Supplied material below:
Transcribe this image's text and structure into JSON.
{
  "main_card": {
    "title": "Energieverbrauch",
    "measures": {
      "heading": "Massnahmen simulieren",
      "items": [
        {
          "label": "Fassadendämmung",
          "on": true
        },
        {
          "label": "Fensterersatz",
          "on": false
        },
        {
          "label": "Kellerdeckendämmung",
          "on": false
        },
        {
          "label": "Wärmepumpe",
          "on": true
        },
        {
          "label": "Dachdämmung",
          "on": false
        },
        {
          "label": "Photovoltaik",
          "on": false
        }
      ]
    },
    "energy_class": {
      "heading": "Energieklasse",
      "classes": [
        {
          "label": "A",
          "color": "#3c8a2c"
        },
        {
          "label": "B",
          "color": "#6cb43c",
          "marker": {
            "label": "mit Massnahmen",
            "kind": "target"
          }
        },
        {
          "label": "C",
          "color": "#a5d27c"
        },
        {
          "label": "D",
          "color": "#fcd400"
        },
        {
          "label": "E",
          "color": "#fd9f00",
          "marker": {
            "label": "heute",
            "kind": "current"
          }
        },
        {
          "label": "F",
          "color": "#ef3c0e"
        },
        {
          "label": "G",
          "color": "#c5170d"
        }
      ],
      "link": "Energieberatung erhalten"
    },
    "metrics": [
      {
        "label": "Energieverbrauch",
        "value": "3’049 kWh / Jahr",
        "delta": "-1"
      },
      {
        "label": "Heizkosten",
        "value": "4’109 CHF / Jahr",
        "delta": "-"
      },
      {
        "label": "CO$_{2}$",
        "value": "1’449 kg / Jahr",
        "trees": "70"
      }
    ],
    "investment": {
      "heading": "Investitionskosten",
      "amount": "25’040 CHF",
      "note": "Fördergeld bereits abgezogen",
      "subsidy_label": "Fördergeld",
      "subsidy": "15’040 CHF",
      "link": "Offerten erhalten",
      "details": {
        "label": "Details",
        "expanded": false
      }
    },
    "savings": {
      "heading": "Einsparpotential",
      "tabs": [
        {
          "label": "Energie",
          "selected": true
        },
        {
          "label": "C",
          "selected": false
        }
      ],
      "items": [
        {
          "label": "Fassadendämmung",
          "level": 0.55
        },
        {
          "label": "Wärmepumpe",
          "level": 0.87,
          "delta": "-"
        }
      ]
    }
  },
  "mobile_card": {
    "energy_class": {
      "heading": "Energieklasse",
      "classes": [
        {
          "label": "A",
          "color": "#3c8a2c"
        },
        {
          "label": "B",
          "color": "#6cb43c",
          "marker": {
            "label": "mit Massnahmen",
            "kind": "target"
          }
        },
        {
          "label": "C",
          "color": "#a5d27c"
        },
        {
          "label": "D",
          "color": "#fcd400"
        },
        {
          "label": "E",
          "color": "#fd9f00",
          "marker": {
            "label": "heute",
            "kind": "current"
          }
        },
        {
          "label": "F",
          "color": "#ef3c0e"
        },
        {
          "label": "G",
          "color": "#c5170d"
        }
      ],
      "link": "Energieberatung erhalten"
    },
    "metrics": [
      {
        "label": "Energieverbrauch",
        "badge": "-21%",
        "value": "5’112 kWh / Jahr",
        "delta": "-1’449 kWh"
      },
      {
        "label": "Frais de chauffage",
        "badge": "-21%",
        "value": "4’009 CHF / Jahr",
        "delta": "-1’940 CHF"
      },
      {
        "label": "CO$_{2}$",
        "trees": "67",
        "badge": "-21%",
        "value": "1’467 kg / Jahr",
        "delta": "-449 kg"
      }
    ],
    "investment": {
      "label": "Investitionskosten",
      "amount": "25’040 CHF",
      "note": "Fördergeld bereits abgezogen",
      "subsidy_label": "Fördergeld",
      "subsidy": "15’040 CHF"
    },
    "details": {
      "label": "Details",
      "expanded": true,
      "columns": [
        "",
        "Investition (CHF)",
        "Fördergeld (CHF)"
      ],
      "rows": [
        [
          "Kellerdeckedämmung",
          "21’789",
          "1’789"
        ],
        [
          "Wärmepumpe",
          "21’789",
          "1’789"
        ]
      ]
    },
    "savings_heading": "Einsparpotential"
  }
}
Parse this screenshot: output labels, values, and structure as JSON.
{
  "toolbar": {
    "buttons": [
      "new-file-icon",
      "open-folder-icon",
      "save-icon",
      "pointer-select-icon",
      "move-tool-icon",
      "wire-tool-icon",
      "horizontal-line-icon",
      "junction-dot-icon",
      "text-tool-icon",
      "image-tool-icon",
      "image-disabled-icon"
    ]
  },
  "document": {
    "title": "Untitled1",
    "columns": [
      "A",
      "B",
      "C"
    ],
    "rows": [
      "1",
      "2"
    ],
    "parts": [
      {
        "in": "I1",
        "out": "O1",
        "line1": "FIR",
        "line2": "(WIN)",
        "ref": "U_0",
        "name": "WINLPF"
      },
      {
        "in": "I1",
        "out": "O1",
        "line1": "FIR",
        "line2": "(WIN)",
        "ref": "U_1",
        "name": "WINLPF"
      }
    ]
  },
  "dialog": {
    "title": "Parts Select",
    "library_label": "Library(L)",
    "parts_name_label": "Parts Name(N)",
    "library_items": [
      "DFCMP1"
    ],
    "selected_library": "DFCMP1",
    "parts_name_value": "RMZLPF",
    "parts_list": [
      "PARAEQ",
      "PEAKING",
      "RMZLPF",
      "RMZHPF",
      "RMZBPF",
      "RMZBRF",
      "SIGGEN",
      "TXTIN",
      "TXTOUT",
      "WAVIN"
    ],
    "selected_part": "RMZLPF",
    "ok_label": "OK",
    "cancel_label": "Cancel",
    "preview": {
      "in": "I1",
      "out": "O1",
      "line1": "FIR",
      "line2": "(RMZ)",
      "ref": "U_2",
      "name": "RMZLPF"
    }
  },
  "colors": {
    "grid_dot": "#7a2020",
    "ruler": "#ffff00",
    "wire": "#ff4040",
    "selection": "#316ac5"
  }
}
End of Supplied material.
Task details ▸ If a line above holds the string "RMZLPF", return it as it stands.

Task solution ▸
    "parts_name_value": "RMZLPF",
      "RMZLPF",
    "selected_part": "RMZLPF",
      "name": "RMZLPF"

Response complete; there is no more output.